Schedule protest seen as test case

In what may become the first major legal test case for recent procurement reforms a General Accounting Office protest filed last month challenges an information technology purchase from the General Services Administration multipleaward schedule. The protest filed by Intelligent Decisions Inc. cent

In what may become the first major legal test case for recent procurement reforms a General Accounting Office protest filed last month challenges an information technology purchase from the General Services Administration multiple-award schedule.

The protest filed by Intelligent Decisions Inc. centers on a $6 million Justice Department contract for 3 000 Pentium computers. IDI argued that DOJ "was arbitrary and lacked a rational basis" in choosing Win Laboratories Ltd. from a total of six competing vendors.

It further contends that DOJ failed to evaluate IDI's and Win's bids equally that the agency held discussions with vendors other than IDI prior to award and that DOJ evaluated vendors' quotes using criteria that did not appear in DOJ's request for quotes.

Nowhere in its protest does IDI mention that DOJ used the GSA schedule to buy the equipment rather the company argues DOJ surpassed the $5 million limit established by the simplified acquisition procedures spelled out in the Federal Acquisition Reform Act which became law in February.

But according to sources familiar with the contract DOJ used the GSA schedule to choose vendors that offered Pentium PCs and then solicited quotes from those vendors - the proper and legal process set up under procurement-reform laws. After evaluating the bids DOJ determined that Win offered the best value and lowest price sources said.

Bill Gormley assistant commissioner of acquisition at GSA's Federal Supply Service declined to comment directly on the protest but confirmed that the contract number GS-35F-4312D was a GSA-assigned number to Win. "That's the number GSA assigns once an award is made " he said. "That constitutes that there is a contract."

The distinction between the simplified acquisition procedures and GSA schedules is clear procurement experts said. Simplified procedures are a streamlined process agencies follow for establishing a contract while the GSA schedules are used for placing an order against an existing contract. But confusion exists nevertheless.

DOJ officials lawyers representing IDI and GAO officials declined to comment on the protest. But procurement experts and lawyers said it indicates just how confusing the new era of procurement reform is and that many issues still need to be clarified such as defining what is permissible under the GSA schedule which recently was revamped to be more like the commercial marketplace.

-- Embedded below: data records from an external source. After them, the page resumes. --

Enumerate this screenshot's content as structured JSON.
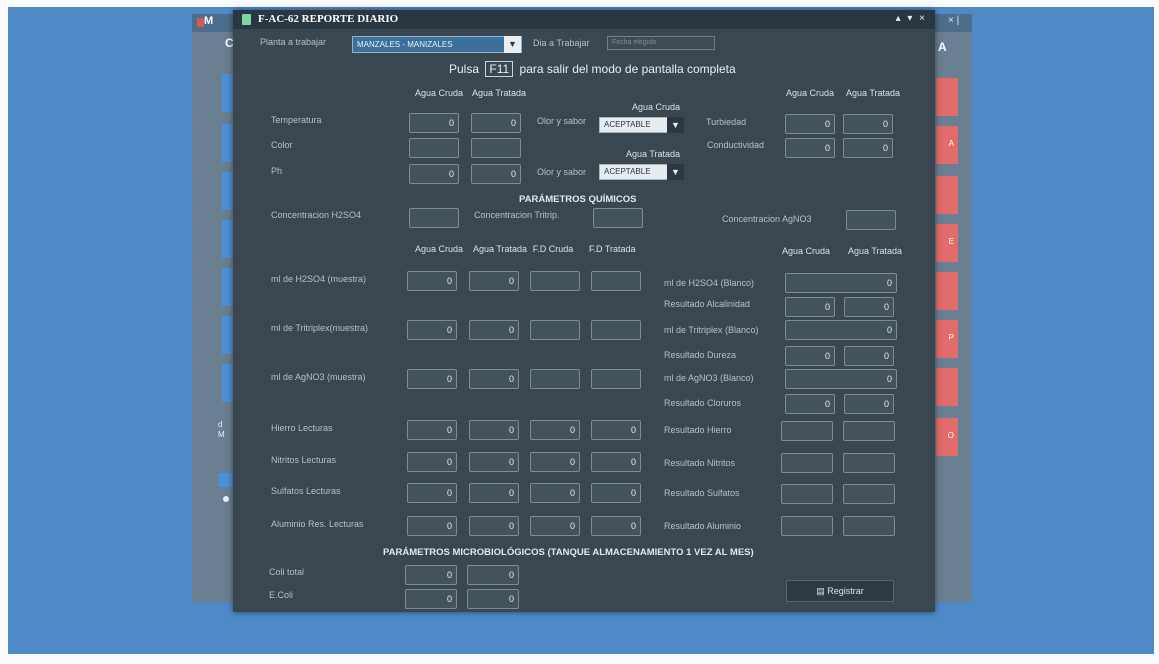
{
  "background_app": {
    "title": "M",
    "header_left": "C",
    "header_right": "A",
    "close": "× |",
    "side_text_1": "d",
    "side_text_2": "M",
    "right_button_labels": [
      "",
      "A",
      "",
      "E",
      "",
      "P",
      "",
      "O",
      ""
    ]
  },
  "window": {
    "title": "F-AC-62 REPORTE DIARIO",
    "controls": "▴ ▾ ×"
  },
  "top": {
    "planta_label": "Planta a trabajar",
    "planta_value": "MANZALES - MANIZALES",
    "dia_label": "Dia a Trabajar",
    "dia_placeholder": "Fecha elegida"
  },
  "banner": {
    "prefix": "Pulsa",
    "key": "F11",
    "suffix": "para salir del modo de pantalla completa"
  },
  "physical": {
    "hdr_agua_cruda": "Agua Cruda",
    "hdr_agua_tratada": "Agua Tratada",
    "temperatura": "Temperatura",
    "color": "Color",
    "ph": "Ph",
    "olor_sabor_1": "Olor y sabor",
    "olor_sabor_2": "Olor y sabor",
    "agua_cruda_label": "Agua Cruda",
    "agua_tratada_label": "Agua Tratada",
    "olor_cruda_value": "ACEPTABLE",
    "olor_tratada_value": "ACEPTABLE",
    "turbiedad": "Turbiedad",
    "conductividad": "Conductividad",
    "zero": "0"
  },
  "chemical": {
    "title": "PARÁMETROS QUÍMICOS",
    "conc_h2so4": "Concentracion H2SO4",
    "conc_tritrip": "Concentracion Tritrip.",
    "conc_agno3": "Concentracion AgNO3",
    "hdr_agua_cruda": "Agua Cruda",
    "hdr_agua_tratada": "Agua Tratada",
    "hdr_fd_cruda": "F.D Cruda",
    "hdr_fd_tratada": "F.D Tratada",
    "rows_left": [
      "ml de H2SO4 (muestra)",
      "ml de Tritriplex(muestra)",
      "ml de AgNO3 (muestra)",
      "Hierro Lecturas",
      "Nitritos Lecturas",
      "Sulfatos Lecturas",
      "Aluminio Res. Lecturas"
    ],
    "rows_right": [
      "ml de H2SO4 (Blanco)",
      "Resultado Alcalinidad",
      "ml de Tritriplex (Blanco)",
      "Resultado Dureza",
      "ml de AgNO3 (Blanco)",
      "Resultado Cloruros",
      "Resultado Hierro",
      "Resultado Nitritos",
      "Resultado Sulfatos",
      "Resultado Aluminio"
    ]
  },
  "micro": {
    "title": "PARÁMETROS MICROBIOLÓGICOS (TANQUE ALMACENAMIENTO 1 VEZ AL MES)",
    "coli_total": "Coli total",
    "e_coli": "E.Coli"
  },
  "actions": {
    "registrar": "Registrar",
    "save_icon": "floppy-disk-icon"
  },
  "colors": {
    "desktop": "#4f8ac7",
    "window_bg": "#3a4650",
    "title_bar": "#2a3742",
    "accent_red": "#e26c6c"
  }
}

"I think this [protest] is very important from the standpoint of determining how convenient the schedules will be " said Al Burman vice president of the professional services firm Jefferson Strategic Marketing Washington D.C. "It could create more complications for agencies using the schedules." Burman added that DOJ's requirements for the Pentium PCs - 133 or 166 MHz internal CD-ROM drives with dual speakers a sound card a Microsoft mouse a keyboard a network interface card and a manual - were all off-the-shelf components and did not require integration which would have put the contract outside the purview of the GSA schedule.

Bob Dornan senior vice president of Federal Sources Inc. McLean Va. said the protest may help flesh out whether the GSA schedule is a contract that can be protested in a traditional manner. "This is something that never has been challenged " he said.

Dornan added that an important point will be whether DOJ identified in its RFQ that the buy was off the GSA schedule. DOJ officials declined to comment on whether the schedule was mentioned in the RFQ. As such Dornan said the protest "will be important in further convincing program managers that they need to be absolutely clear about how they are buying equipment."

But Carl Peckinpaugh a lawyer in the government contracts section of Winston & Strawn Washington D.C. and a Federal Computer Week columnist said the protest is not a good test case because the buy clearly was made off a GSA schedule and therefore IDI has simply cited the wrong law.

Peckinpaugh added that IDI would have a better chance of winning if it contested the current schedule procedures "which I think are illegal " he said. "GAO has already found that requotes which is what DOJ did in sending out requests for quotes is illegal." In 1994 GAO struck down requotes under a schedule buy because it limited the scope of offerors under a large procurement.

Steven Kelman administrator of the Office of Federal Procurement Policy said he wasn't familiar with the case and wouldn't comment on pending litigation. But in general he said some new rules are needed to ensure that when agencies make large schedule purchases they consider several vendors and "get the best deal possible for government."

GSA currently is working on new procedures for making schedule buys.

Whatever GAO's decision "it won't be the last " said Weldon Latham senior partner at the Washington D.C. law firm Shaw Pittman Potts & Trowbridge. "You don't get a definitive view [about how these contracts work] until you have three four or five of these protests at the administrative level or court level."

- Elana Varon contributed to this article.